I’LL CONCEDE IT’S HARD to justify—but I don’t believe it’s 100% unjustifiable. At issue: my strategy of overweighting stocks during big market declines. I did so in 2007-09 and early 2020, and I’m doing so today.
“Market timer,” cry the critics. That, in financial circles, ranks as pretty much the nastiest insult you can hurl, even worse than calling someone an “annuity salesman.”
Today, if I ignore the money I’ve set aside for a big home remodeling project, my Vanguard Group account is at 86% stocks, above my 80% target. I started the year at 78%. Since then, I’ve been regularly moving money from my short-term bond funds to my stock funds, so I’ve not merely offset 2022’s fall in share prices, but also driven my stock holdings six percentage points above my target.

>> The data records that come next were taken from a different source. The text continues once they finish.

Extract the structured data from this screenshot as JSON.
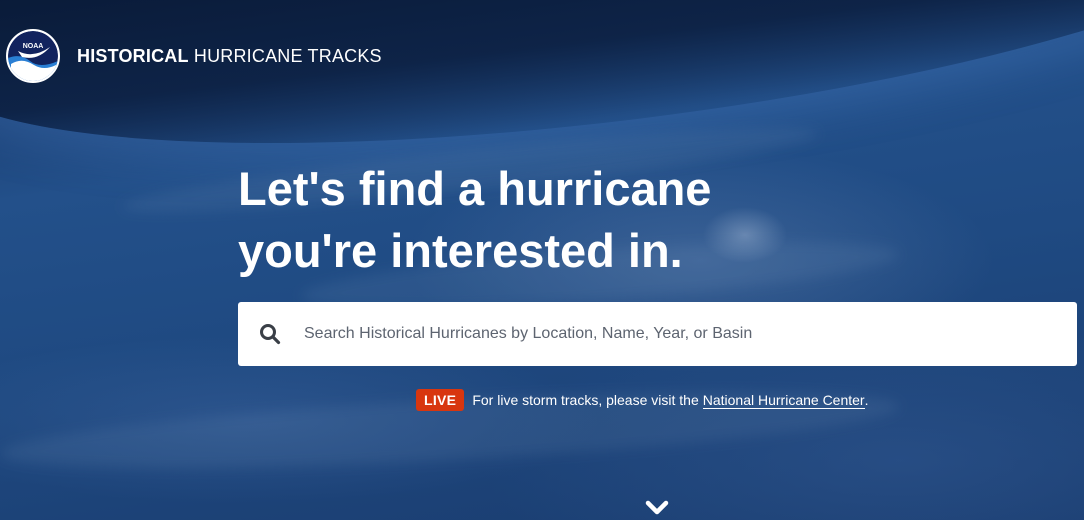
{
  "header": {
    "logo_alt": "NOAA",
    "title_strong": "HISTORICAL",
    "title_light": "HURRICANE TRACKS"
  },
  "hero": {
    "headline_line1": "Let's find a hurricane",
    "headline_line2": "you're interested in."
  },
  "search": {
    "placeholder": "Search Historical Hurricanes by Location, Name, Year, or Basin",
    "value": "",
    "icon": "search-icon"
  },
  "live_notice": {
    "badge": "LIVE",
    "text": "For live storm tracks, please visit the",
    "link_text": "National Hurricane Center",
    "suffix": "."
  },
  "scroll": {
    "icon": "chevron-down-icon"
  },
  "colors": {
    "background": "#23508a",
    "live_badge": "#d8360f",
    "noaa_blue": "#1f4fa8",
    "noaa_navy": "#12235e"
  }
}
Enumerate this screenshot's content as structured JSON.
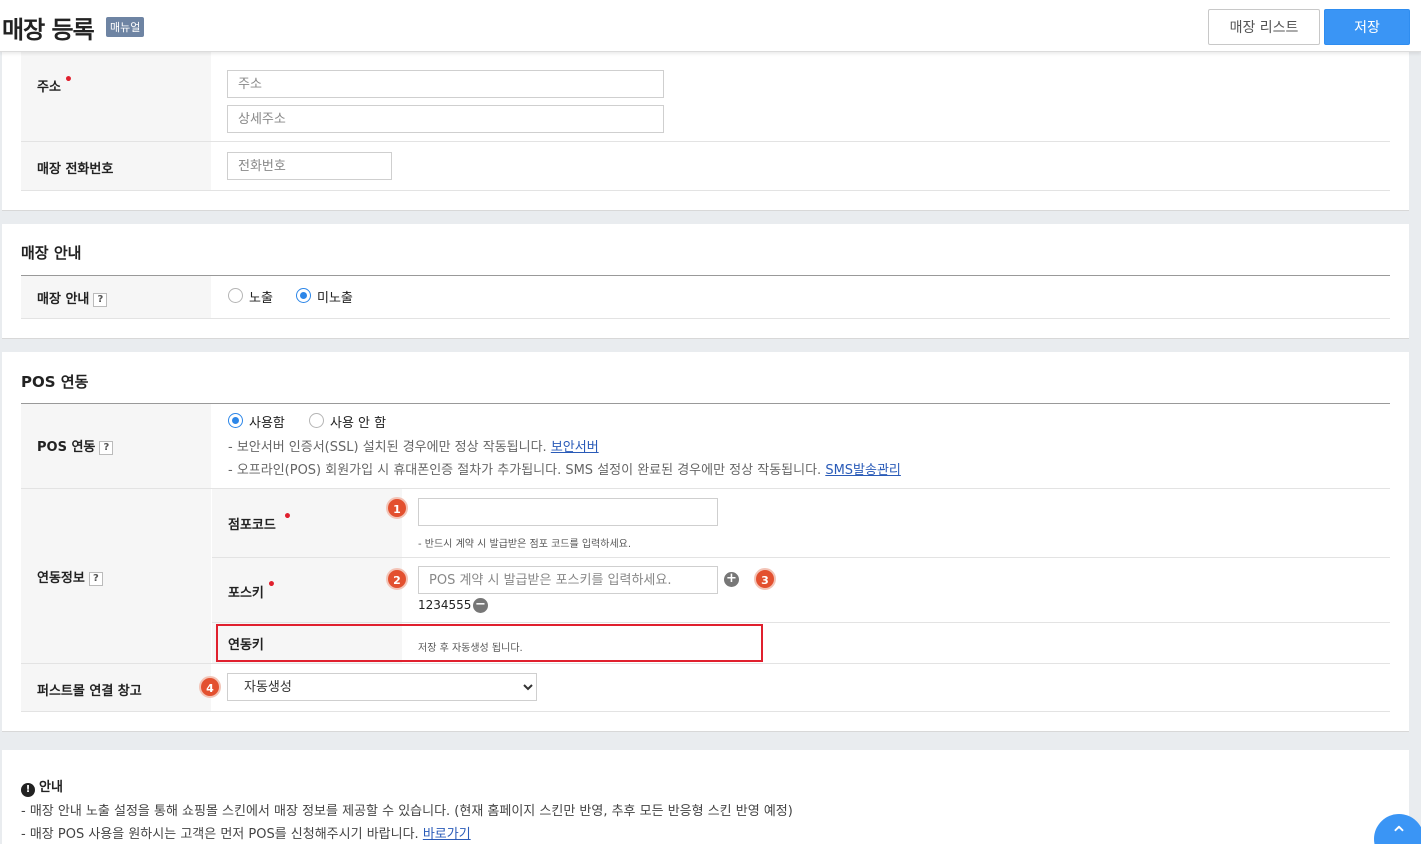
{
  "header": {
    "title": "매장 등록",
    "manual_badge": "매뉴얼",
    "list_button": "매장 리스트",
    "save_button": "저장"
  },
  "basic": {
    "address_label": "주소",
    "address_placeholder": "주소",
    "address_detail_placeholder": "상세주소",
    "phone_label": "매장 전화번호",
    "phone_placeholder": "전화번호"
  },
  "store_guide": {
    "section_title": "매장 안내",
    "row_label": "매장 안내",
    "help": "?",
    "options": [
      "노출",
      "미노출"
    ],
    "selected_index": 1
  },
  "pos": {
    "section_title": "POS 연동",
    "row_label": "POS 연동",
    "help": "?",
    "options": [
      "사용함",
      "사용 안 함"
    ],
    "selected_index": 0,
    "note1_text": "- 보안서버 인증서(SSL) 설치된 경우에만 정상 작동됩니다.",
    "note1_link": "보안서버",
    "note2_text": "- 오프라인(POS) 회원가입 시 휴대폰인증 절차가 추가됩니다. SMS 설정이 완료된 경우에만 정상 작동됩니다.",
    "note2_link": "SMS발송관리",
    "link_info_label": "연동정보",
    "store_code_label": "점포코드",
    "store_code_hint": "- 반드시 계약 시 발급받은 점포 코드를 입력하세요.",
    "pos_key_label": "포스키",
    "pos_key_placeholder": "POS 계약 시 발급받은 포스키를 입력하세요.",
    "pos_key_value": "1234555",
    "link_key_label": "연동키",
    "link_key_text": "저장 후 자동생성 됩니다.",
    "warehouse_label": "퍼스트몰 연결 창고",
    "warehouse_selected": "자동생성",
    "markers": [
      "1",
      "2",
      "3",
      "4"
    ]
  },
  "guide": {
    "title": "안내",
    "line1": "- 매장 안내 노출 설정을 통해 쇼핑몰 스킨에서 매장 정보를 제공할 수 있습니다. (현재 홈페이지 스킨만 반영, 추후 모든 반응형 스킨 반영 예정)",
    "line2_text": "- 매장 POS 사용을 원하시는 고객은 먼저 POS를 신청해주시기 바랍니다.",
    "line2_link": "바로가기"
  },
  "icons": {
    "info": "exclamation-circle-icon",
    "plus": "plus-circle-icon",
    "minus": "minus-circle-icon",
    "scroll_top": "chevron-up-icon"
  },
  "colors": {
    "primary": "#3a95f5",
    "required": "#e0202e",
    "marker": "#e3502f",
    "link": "#2a5bb8"
  }
}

All that money has gone into total stock market index funds. I’ve also converted $80,000 of my traditional IRA to my Roth, effectively increasing my stock exposure when calculated on an after-tax basis. Even as I try to make the most of 2022’s stock market slump, I can’t say I’m thrilled about my losses. But I also know I won’t be tapping my portfolio for income for at least a few more years. How can I justify this sort of active asset allocation? Let me offer three contentions.
This isn’t market timing. I’m not making a big all-or-nothing bet based on a market forecast, but rather responding to what the market has already done. Of course, I hope—and indeed fully expect—that the broad stock market will eventually recover its losses and go on to notch new all-time highs. But I have no idea when that’ll happen. That’s why I haven’t made some big onetime shift from bonds to stocks, which is what a market-timer would do. Instead, I just keep buying more as share prices fall, and that’s how I’ve ended up overweighted in stocks.
I’d argue this is similar to rebalancing, but a tad more aggressive. When we rebalance, we also react to what the financial markets have done, moving money into parts of our portfolio that have become underweighted relative to our targets. I’m just taking this a step further, not just getting stocks back to my portfolio’s target stock percentage, but opting for an overweighted position to take advantage of the steep decline.
Markets overshoot. In academic circles, this is a point of some debate. If financial markets are efficient, stock and bond prices should always reflect underlying value.
I believe financial markets are indeed reasonably efficient. It’s why most active money managers fail to beat their benchmark index, and it’s why market forecasters show no more prescience than folks guessing heads or tails on a coin flip.
Still, every so often, large numbers of investors seem to fall victim to collective hysteria—can anyone say “meme stocks”?—and share prices become unmoored from their intrinsic value. This appears to happen during major market declines, when fear runs rampant, and that’s why I’m willing to overweight stocks.
Market returns revert to the mean. In academic circles, this is also a point of some debate. If stock and bond prices follow a random walk, what happens next year should be unrelated to what’s happening this year. In other words, if stocks fall 25% this year, that makes no difference to the odds of whether they’ll fall 25% next year, and the year after that, and the year after that.
I think this is nonsense. Yes, what happens to stocks on Monday tells you nothing about what will happen to share prices on Tuesday. But if share prices fall for years on end while corporate earnings keep growing, eventually stocks will become an unbelievably compelling value. What if, instead of growing, corporate earnings shrink year after year? In that case, something disastrous is happening in the world—and, frankly, it won’t matter what you own.
To be clear, I’m not betting on reversion to the mean by any individual stock, or market sector, or even country. Instead, I’m betting on reversion to the mean by the global stock market. Indeed, my portfolio’s single biggest holding is Vanguard Total World Stock Index Fund (symbol: VTWAX). What if I was less diversified? I suspect I’d also be less inclined to buy at times like this.